City Cops Get High Tech with DVDs
In the past, if Trenton cops wanted to
review a tape of a 911 call that was crucial
to an investigation, they would have to
call Tom Peterman, the administrative
supervisor for the city''s communication
center - who would then have to look
through hours of VHS tapes in search of
a single call. Sometimes, it would take
"It was like a fishing expedition."
But those long searches are now over,
as the department last month began using
the Connecticut-based Dictaphone Corp.''s
Freedom digital recording system, which
allows it to record its emergency
communications on DVD discs.
Now, Freedom allows dispatchers to
access the last half hour of recordings
themselves and lets officials easily research
recordings - so that an entire police
incident can be reconstructed on tape
within a matter of minutes and Peterman
can get his sleep.
"If a critical call has to be replayed, it
can," said Detective Maurice Crosby, the
police department''s network administrator.
"Before, they would have to have Tom
Peterman come in from home to find
The system records the calls on a DVD
disc, which can hold 20 days of
communication center calls --about 20
times as much as a single VHS tape --
without any human intervention.
The city''s communication center had
been searching for something better when
officials went to Dictaphone headquarters
looking for another recording system
earlier this year.
They didn''t come away with anything,
Crosby said, as technology that allowed
the communications center to store
recordings digitally and make them
network-compatible didn''t exist.
But some time later; Dictaphone officials
approached Trenton and advised them that
a new system --the Freedom system -- that
could easily meet their needs was in the
Trenton was initially turned down as a
testing site, but Dictaphone officials later
reconsidered after a concerted effort by
Crosby and fire department network
coordinator Don Kanka.
Now, Trenton and the city of Bethel,
Conn. are testing the system, which is
expected to be fully released sometime in
the near future. About 40 orders have been
placed for the system, said Dictaphone
spokesman Robert Wick -- 30 from the
public safety sector and 10 from the
financial sector.

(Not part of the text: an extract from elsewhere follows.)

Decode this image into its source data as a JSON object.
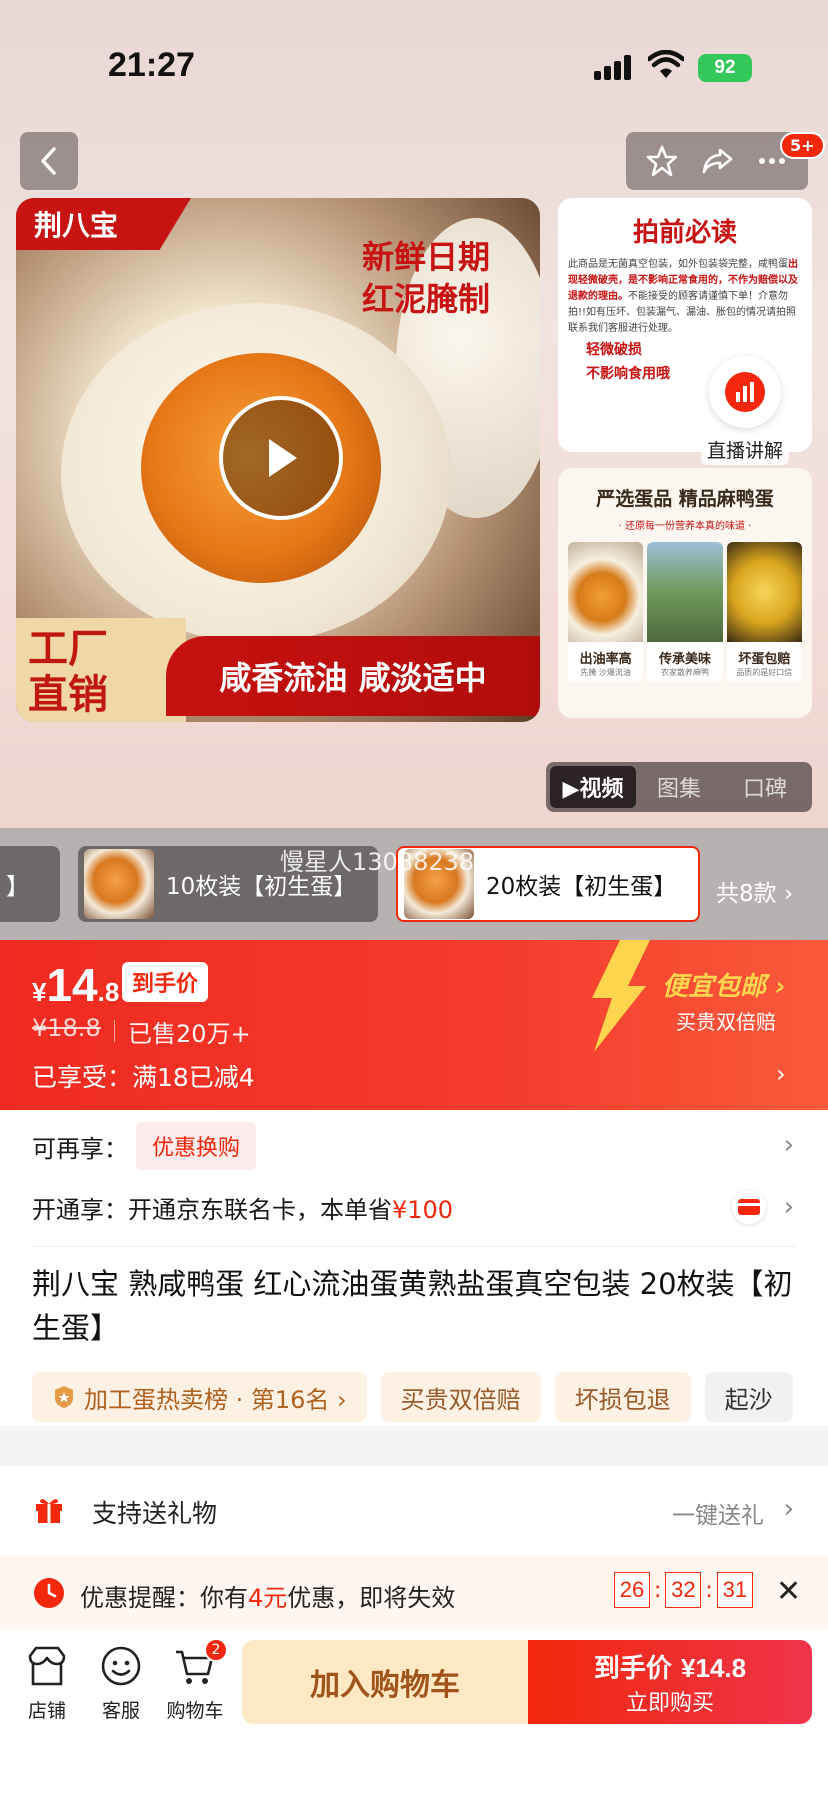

The product hasn''t been
officially priced yet, Wick said, but its
estimated cost is about $1,000 a channel
-- which would work out to about $120,000